What a load of rubbish
It's the city of a million people. Its businesses are growing faster than anywhere else in Britain, according to figures just published by the Lloyds Purchasing Managers' Index.
And the government has just chosen it as Britain's nominee to host the 2022 Commonwealth Games.
But for two months, the abiding images of Birmingham have been not of its achievements, but of the gloomy spectre of rubbish bags piling higher and higher every day because of the dispute between the embattled council and its bin workers.
It began on 30 June and any settlement looks as far away as ever.
The Unite union warns it has a mandate to continue the action through Christmas and into the new year.
What's more, the mess on the streets is nothing compared with that engulfing the Labour-controlled council.
Its leader John Clancy has now become the highest profile casualty of this epic dispute.
His resignation follows a welter of claim and counter claim over whether or not he reneged on a deal in the middle of last month.
He insists he did not say the dispute had been settled: It was only an agreement "in principle" to an Acas-brokered deal.
That drew a chorus of ridicule from the unions: "Doing a Clancy", they said, would become a byword for saying a deal was done when it wasn't.
You pays your money and you takes your choice.
What isn't in dispute is that this argument turns around proposed changes to bin workers' roles and shift patterns, which Unite says could lead to 120 job losses.
The union has been contesting in the courts more than 100 redundancy notices already handed out to refuse workers.
Council officials including the interim chief executive Stella Manzie warn the deal proposed last month would be unaffordable and would expose the council to an endless succession of equal pay claims.
Now Unite is calling for her, too, to resign.
A letter signed by the city's nine Labour MPs seems to have sealed Mr Clancy's fate.
They accused the council of being an obstacle to progress in the dispute.
In his resignation statement, Mr Clancy said: "It has become clear to me that frenzied media speculation about the Birmingham waste dispute is beginning to harm Birmingham City Council and the Birmingham Labour Party."
In trying to negotiate a settlement to an "extremely complex and difficult industrial dispute... with the best of intentions" he accepted he had made some mistakes.
"I am sorry and I take full responsibility," he concluded.
Even before Mr Clancy's statement, the Communities Secretary and Bromsgrove MP Sajid Javid had written to John Crabtree, chairman of the Independent Birmingham Improvement Panel, asking for an update.
The panel, charged with overseeing the council's recovery plan to restore functional and budgetary sustainability after its well-documented failures, had put it on probation following remedial measures introduced under Mr Clancy.
But Mr Javid's intervention may well signal the prospect of government commissioners being sent in to take over the running of the council.
For Labour, a divisive leadership contest would do little fill the leadership vacuum while the refuse continues to pile up.
Meantime the strains between the local and national party show no sign of easing: The Shadow Chancellor John McDonnell has come out in support of the bin workers.

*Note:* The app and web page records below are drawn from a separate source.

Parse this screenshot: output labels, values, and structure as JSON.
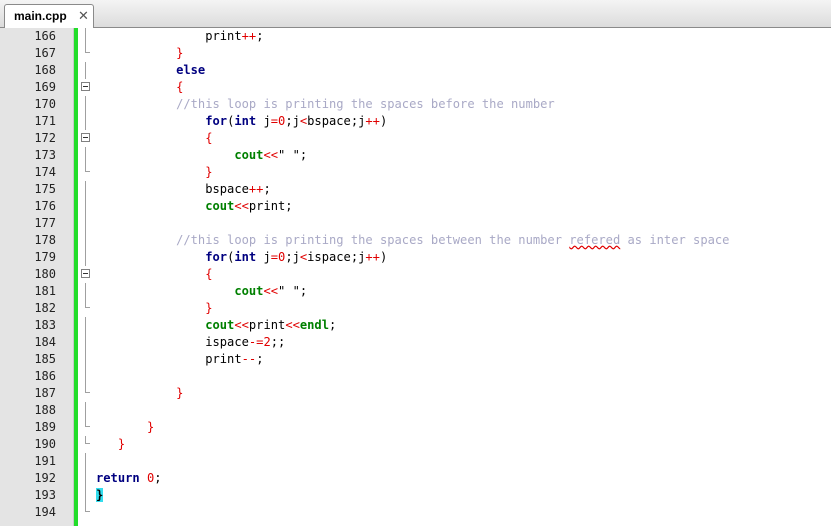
{
  "tab": {
    "title": "main.cpp",
    "close_glyph": "✕"
  },
  "lines": [
    {
      "n": "166",
      "fold": "line",
      "indent": 15,
      "tokens": [
        [
          "id",
          "print"
        ],
        [
          "op",
          "++"
        ],
        [
          "id",
          ";"
        ]
      ]
    },
    {
      "n": "167",
      "fold": "end",
      "indent": 11,
      "tokens": [
        [
          "brace",
          "}"
        ]
      ]
    },
    {
      "n": "168",
      "fold": "line",
      "indent": 11,
      "tokens": [
        [
          "kw",
          "else"
        ]
      ]
    },
    {
      "n": "169",
      "fold": "box",
      "indent": 11,
      "tokens": [
        [
          "brace",
          "{"
        ]
      ]
    },
    {
      "n": "170",
      "fold": "line",
      "indent": 11,
      "tokens": [
        [
          "cmt",
          "//this loop is printing the spaces before the number"
        ]
      ]
    },
    {
      "n": "171",
      "fold": "line",
      "indent": 15,
      "tokens": [
        [
          "kw",
          "for"
        ],
        [
          "id",
          "("
        ],
        [
          "kw",
          "int"
        ],
        [
          "id",
          " j"
        ],
        [
          "op",
          "="
        ],
        [
          "num",
          "0"
        ],
        [
          "id",
          ";j"
        ],
        [
          "op",
          "<"
        ],
        [
          "id",
          "bspace;j"
        ],
        [
          "op",
          "++"
        ],
        [
          "id",
          ")"
        ]
      ]
    },
    {
      "n": "172",
      "fold": "box",
      "indent": 15,
      "tokens": [
        [
          "brace",
          "{"
        ]
      ]
    },
    {
      "n": "173",
      "fold": "line",
      "indent": 19,
      "tokens": [
        [
          "lib",
          "cout"
        ],
        [
          "op",
          "<<"
        ],
        [
          "str",
          "\" \""
        ],
        [
          "id",
          ";"
        ]
      ]
    },
    {
      "n": "174",
      "fold": "end",
      "indent": 15,
      "tokens": [
        [
          "brace",
          "}"
        ]
      ]
    },
    {
      "n": "175",
      "fold": "line",
      "indent": 15,
      "tokens": [
        [
          "id",
          "bspace"
        ],
        [
          "op",
          "++"
        ],
        [
          "id",
          ";"
        ]
      ]
    },
    {
      "n": "176",
      "fold": "line",
      "indent": 15,
      "tokens": [
        [
          "lib",
          "cout"
        ],
        [
          "op",
          "<<"
        ],
        [
          "id",
          "print;"
        ]
      ]
    },
    {
      "n": "177",
      "fold": "line",
      "indent": 0,
      "tokens": []
    },
    {
      "n": "178",
      "fold": "line",
      "indent": 11,
      "tokens": [
        [
          "cmt",
          "//this loop is printing the spaces between the number "
        ],
        [
          "cmt squig",
          "refered"
        ],
        [
          "cmt",
          " as inter space"
        ]
      ]
    },
    {
      "n": "179",
      "fold": "line",
      "indent": 15,
      "tokens": [
        [
          "kw",
          "for"
        ],
        [
          "id",
          "("
        ],
        [
          "kw",
          "int"
        ],
        [
          "id",
          " j"
        ],
        [
          "op",
          "="
        ],
        [
          "num",
          "0"
        ],
        [
          "id",
          ";j"
        ],
        [
          "op",
          "<"
        ],
        [
          "id",
          "ispace;j"
        ],
        [
          "op",
          "++"
        ],
        [
          "id",
          ")"
        ]
      ]
    },
    {
      "n": "180",
      "fold": "box",
      "indent": 15,
      "tokens": [
        [
          "brace",
          "{"
        ]
      ]
    },
    {
      "n": "181",
      "fold": "line",
      "indent": 19,
      "tokens": [
        [
          "lib",
          "cout"
        ],
        [
          "op",
          "<<"
        ],
        [
          "str",
          "\" \""
        ],
        [
          "id",
          ";"
        ]
      ]
    },
    {
      "n": "182",
      "fold": "end",
      "indent": 15,
      "tokens": [
        [
          "brace",
          "}"
        ]
      ]
    },
    {
      "n": "183",
      "fold": "line",
      "indent": 15,
      "tokens": [
        [
          "lib",
          "cout"
        ],
        [
          "op",
          "<<"
        ],
        [
          "id",
          "print"
        ],
        [
          "op",
          "<<"
        ],
        [
          "lib",
          "endl"
        ],
        [
          "id",
          ";"
        ]
      ]
    },
    {
      "n": "184",
      "fold": "line",
      "indent": 15,
      "tokens": [
        [
          "id",
          "ispace"
        ],
        [
          "op",
          "-="
        ],
        [
          "num",
          "2"
        ],
        [
          "id",
          ";;"
        ]
      ]
    },
    {
      "n": "185",
      "fold": "line",
      "indent": 15,
      "tokens": [
        [
          "id",
          "print"
        ],
        [
          "op",
          "--"
        ],
        [
          "id",
          ";"
        ]
      ]
    },
    {
      "n": "186",
      "fold": "line",
      "indent": 0,
      "tokens": []
    },
    {
      "n": "187",
      "fold": "end",
      "indent": 11,
      "tokens": [
        [
          "brace",
          "}"
        ]
      ]
    },
    {
      "n": "188",
      "fold": "line",
      "indent": 0,
      "tokens": []
    },
    {
      "n": "189",
      "fold": "end",
      "indent": 7,
      "tokens": [
        [
          "brace",
          "}"
        ]
      ]
    },
    {
      "n": "190",
      "fold": "end",
      "indent": 3,
      "tokens": [
        [
          "brace",
          "}"
        ]
      ]
    },
    {
      "n": "191",
      "fold": "line",
      "indent": 0,
      "tokens": []
    },
    {
      "n": "192",
      "fold": "line",
      "indent": 0,
      "tokens": [
        [
          "kw",
          "return"
        ],
        [
          "id",
          " "
        ],
        [
          "num",
          "0"
        ],
        [
          "id",
          ";"
        ]
      ]
    },
    {
      "n": "193",
      "fold": "line",
      "indent": 0,
      "tokens": [
        [
          "brace-hl",
          "}"
        ]
      ]
    },
    {
      "n": "194",
      "fold": "end",
      "indent": 0,
      "tokens": []
    }
  ],
  "colors": {
    "keyword": "#000080",
    "operator": "#e00000",
    "library": "#008000",
    "comment": "#a9a9c6",
    "change_bar": "#22dd2a",
    "brace_highlight": "#33ddee"
  }
}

And with the first 'all out' council elections coming up next May, the leader of the Conservative opposition Rob Alden clearly scents an opportunity to make inroads into Labour's majority.
He points out an earlier dispute with refuse workers, when his party ran the council in coalition with the Liberal Democrats back in 2011, was resolved within three weeks.
"This fiasco would not have happened on our watch," he told BBC WM.
For the record, much of the credit for resolving that dispute was accorded to the then Liberal Democrat deputy leader of the council Paul Tilsley. For the record, six years on, Cllr Tilsley tells me it was not the role of the Leader or Deputy Leader to be directly involved in the negotiations. (Cllr Clancy take note!) But Mr Tilsley says he did receive daily updates from his, then, directors and head of service so that he could ensure progress was being maintained.
While the wider world has been regaled with pictures of the rubbish piling up, the political shenanigans themselves have yet to make a mark beyond the city and its immediate surroundings.
Perhaps understandably, the national media are preoccupied with the Brexit negotiations.
But at a time when Labour are increasingly presenting themselves as an alternative government-in-waiting at Westminster, it may be only a matter of time before sections of the national press seize a strategic moment to explode their story: This is what you get when you elect Labour into office.
Sunday Politics returns
And discuss it we will, when Sunday Politics Midlands returns after its summer break this weekend.
Joining me in the studio will be the business minister and Stourbridge MP, Margot James; the newly-elected Labour MP for Warwick and Leamington Matt Western; and the former Liberal Democrat MP for Solihull Lorely, now Baroness, Burt.
(The programme will also include my interview with her new leader Sir Vince Cable, preparing for his annual party conference in Bournemouth).
And I hope you will join us too.
Sunday Politics Midlands starts at 11.00 BST on BBC One this Sunday morning, 17 September 2017.